==== Source information ====
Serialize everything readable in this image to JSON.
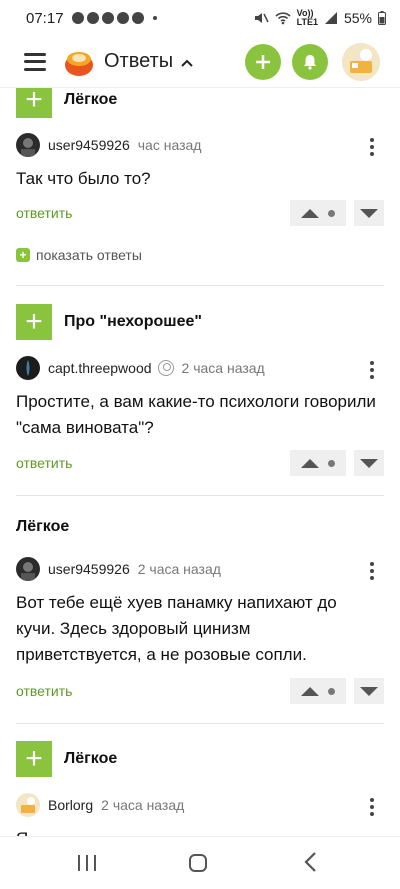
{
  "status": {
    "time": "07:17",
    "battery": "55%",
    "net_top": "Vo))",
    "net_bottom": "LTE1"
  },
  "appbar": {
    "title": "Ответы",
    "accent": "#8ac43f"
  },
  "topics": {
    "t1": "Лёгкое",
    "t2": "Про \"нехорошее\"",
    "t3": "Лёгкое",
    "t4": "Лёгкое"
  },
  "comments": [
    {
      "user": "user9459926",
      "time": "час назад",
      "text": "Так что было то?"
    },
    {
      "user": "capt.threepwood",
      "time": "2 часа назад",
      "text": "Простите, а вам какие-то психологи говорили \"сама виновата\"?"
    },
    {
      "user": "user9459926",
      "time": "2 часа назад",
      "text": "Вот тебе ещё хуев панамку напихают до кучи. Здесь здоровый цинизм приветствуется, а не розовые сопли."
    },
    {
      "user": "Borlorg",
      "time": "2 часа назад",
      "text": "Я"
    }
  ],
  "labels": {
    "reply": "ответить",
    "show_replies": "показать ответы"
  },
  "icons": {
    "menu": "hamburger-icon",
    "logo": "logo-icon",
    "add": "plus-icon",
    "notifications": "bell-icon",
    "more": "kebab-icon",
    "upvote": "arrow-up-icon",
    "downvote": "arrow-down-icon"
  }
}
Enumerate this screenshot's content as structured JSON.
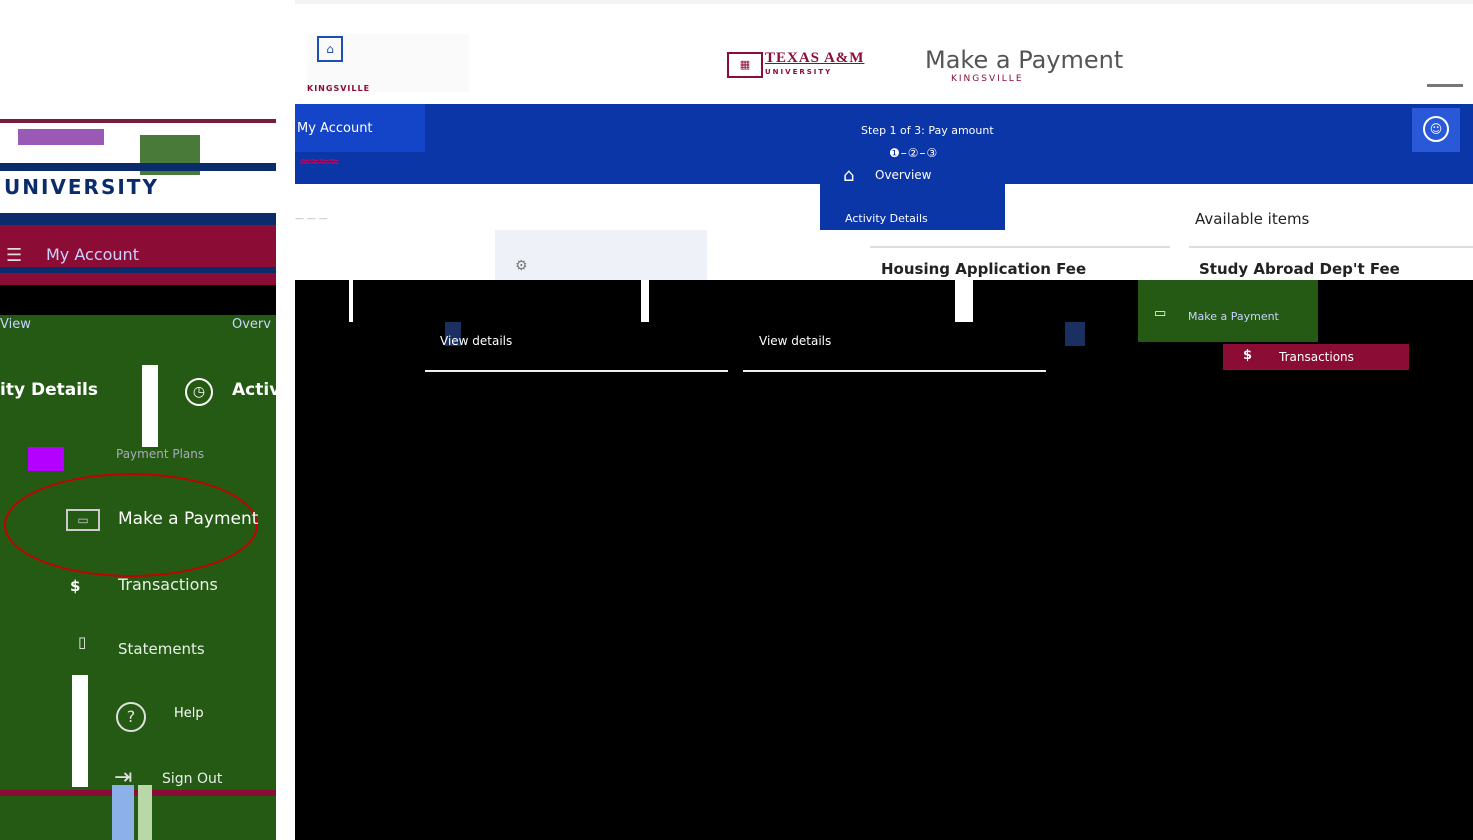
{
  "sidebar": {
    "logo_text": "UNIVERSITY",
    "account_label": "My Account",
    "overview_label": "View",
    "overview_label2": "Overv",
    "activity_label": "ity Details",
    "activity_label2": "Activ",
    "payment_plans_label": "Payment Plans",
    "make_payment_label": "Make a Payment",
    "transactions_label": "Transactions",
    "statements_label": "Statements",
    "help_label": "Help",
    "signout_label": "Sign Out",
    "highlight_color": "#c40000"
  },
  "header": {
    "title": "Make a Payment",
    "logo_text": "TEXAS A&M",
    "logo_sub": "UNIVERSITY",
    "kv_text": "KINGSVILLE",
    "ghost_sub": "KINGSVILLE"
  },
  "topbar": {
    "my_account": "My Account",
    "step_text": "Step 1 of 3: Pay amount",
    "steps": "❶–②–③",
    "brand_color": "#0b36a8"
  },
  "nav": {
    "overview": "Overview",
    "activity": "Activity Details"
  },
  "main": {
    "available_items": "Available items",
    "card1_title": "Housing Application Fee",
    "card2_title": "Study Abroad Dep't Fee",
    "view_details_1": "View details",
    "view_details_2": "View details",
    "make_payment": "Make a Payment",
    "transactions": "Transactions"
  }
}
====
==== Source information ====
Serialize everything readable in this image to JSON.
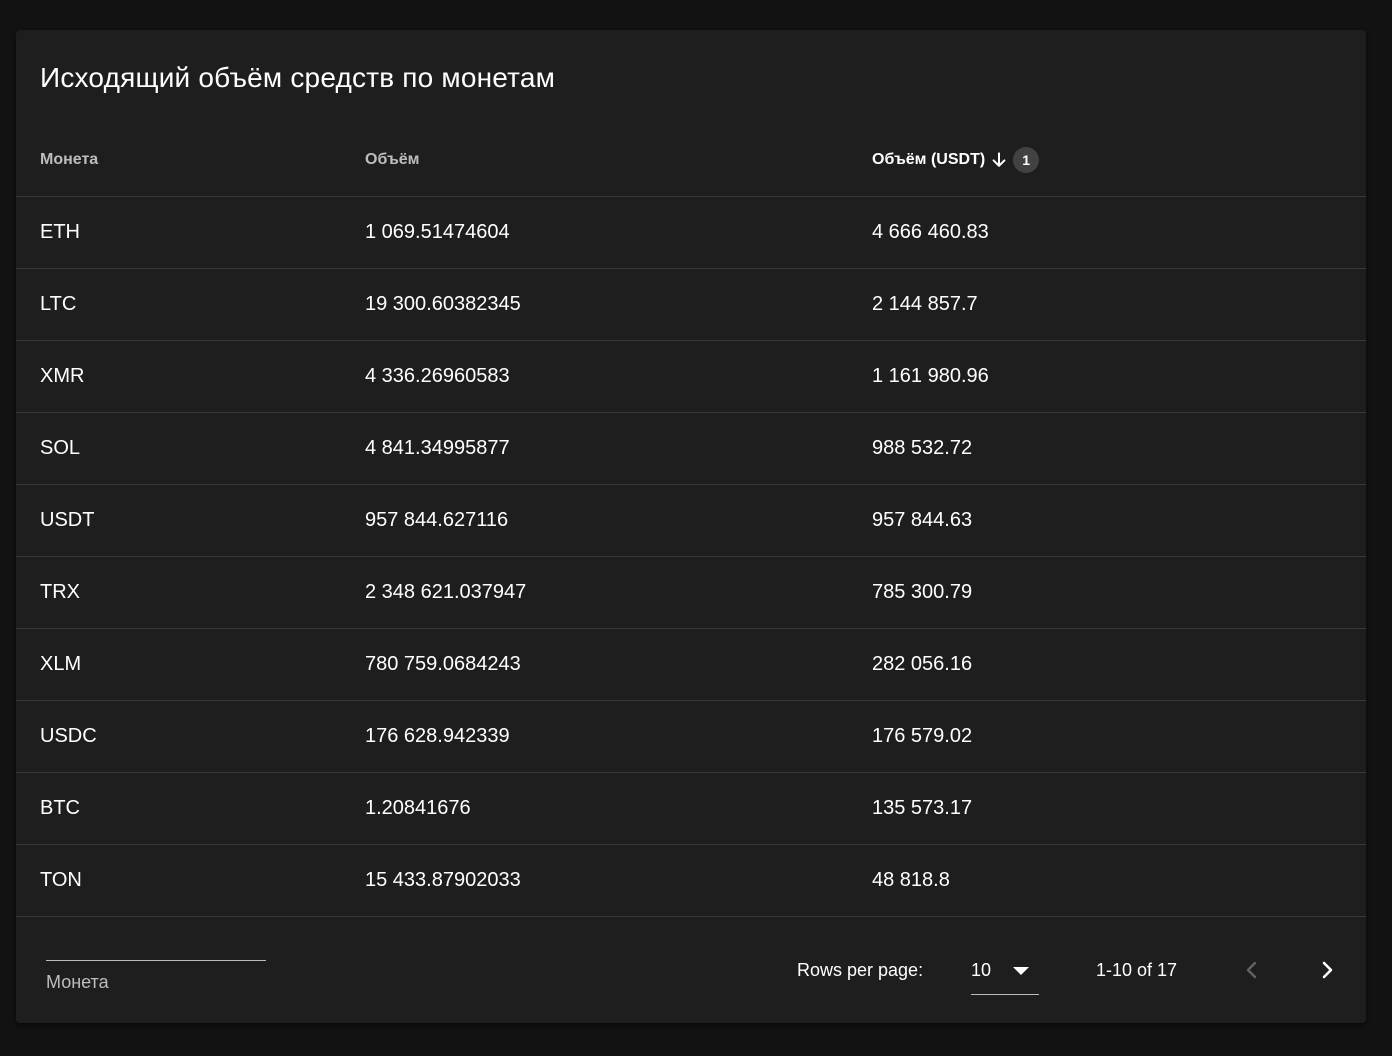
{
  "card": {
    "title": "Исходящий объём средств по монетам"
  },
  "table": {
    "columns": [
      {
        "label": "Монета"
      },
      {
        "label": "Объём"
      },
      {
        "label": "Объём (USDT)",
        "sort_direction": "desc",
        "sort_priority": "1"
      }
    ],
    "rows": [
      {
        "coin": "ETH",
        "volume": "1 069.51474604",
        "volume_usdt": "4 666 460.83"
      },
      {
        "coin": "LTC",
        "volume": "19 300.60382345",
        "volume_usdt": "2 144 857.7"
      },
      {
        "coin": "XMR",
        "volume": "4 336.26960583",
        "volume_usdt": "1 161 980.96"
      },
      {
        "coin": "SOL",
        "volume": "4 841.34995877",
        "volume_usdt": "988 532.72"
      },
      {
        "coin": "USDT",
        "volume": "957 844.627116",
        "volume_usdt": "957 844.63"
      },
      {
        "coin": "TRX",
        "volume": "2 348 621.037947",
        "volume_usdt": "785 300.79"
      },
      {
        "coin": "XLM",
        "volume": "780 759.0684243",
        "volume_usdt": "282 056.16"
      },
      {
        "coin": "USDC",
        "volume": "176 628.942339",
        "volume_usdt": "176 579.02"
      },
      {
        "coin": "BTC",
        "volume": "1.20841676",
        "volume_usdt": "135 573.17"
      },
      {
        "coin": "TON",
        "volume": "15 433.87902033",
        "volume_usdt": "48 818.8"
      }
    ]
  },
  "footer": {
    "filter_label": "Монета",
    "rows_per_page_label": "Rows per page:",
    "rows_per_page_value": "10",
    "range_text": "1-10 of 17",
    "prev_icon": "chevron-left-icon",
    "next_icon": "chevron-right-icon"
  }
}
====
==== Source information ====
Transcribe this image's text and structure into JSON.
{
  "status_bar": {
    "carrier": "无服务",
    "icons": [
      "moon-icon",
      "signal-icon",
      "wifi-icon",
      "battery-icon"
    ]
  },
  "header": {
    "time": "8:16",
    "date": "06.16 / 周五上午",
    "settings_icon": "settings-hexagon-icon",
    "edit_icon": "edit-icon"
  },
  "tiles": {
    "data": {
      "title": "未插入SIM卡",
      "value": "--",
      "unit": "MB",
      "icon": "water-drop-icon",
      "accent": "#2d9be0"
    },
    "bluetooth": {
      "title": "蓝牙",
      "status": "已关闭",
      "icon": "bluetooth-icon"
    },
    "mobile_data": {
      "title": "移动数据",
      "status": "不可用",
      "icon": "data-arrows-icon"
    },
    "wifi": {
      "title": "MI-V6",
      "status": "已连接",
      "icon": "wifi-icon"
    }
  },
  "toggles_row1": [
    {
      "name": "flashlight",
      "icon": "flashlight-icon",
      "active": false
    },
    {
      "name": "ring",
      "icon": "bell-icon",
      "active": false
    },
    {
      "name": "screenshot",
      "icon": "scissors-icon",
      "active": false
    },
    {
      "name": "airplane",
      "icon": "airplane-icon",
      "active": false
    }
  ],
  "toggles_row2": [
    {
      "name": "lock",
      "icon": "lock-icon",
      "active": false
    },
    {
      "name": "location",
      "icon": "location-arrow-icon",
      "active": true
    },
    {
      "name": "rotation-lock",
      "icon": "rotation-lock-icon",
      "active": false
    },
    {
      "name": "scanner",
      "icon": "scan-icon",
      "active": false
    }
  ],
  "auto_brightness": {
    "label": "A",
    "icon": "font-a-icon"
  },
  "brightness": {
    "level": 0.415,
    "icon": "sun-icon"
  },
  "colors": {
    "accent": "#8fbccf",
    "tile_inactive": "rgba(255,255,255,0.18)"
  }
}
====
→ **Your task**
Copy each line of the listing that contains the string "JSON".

→ **Solution to this exercise**
Serialize everything readable in this image to JSON.
Enumerate this screenshot's content as structured JSON.
Serialize everything readable in this image to JSON.
Transcribe this image's text and structure into JSON.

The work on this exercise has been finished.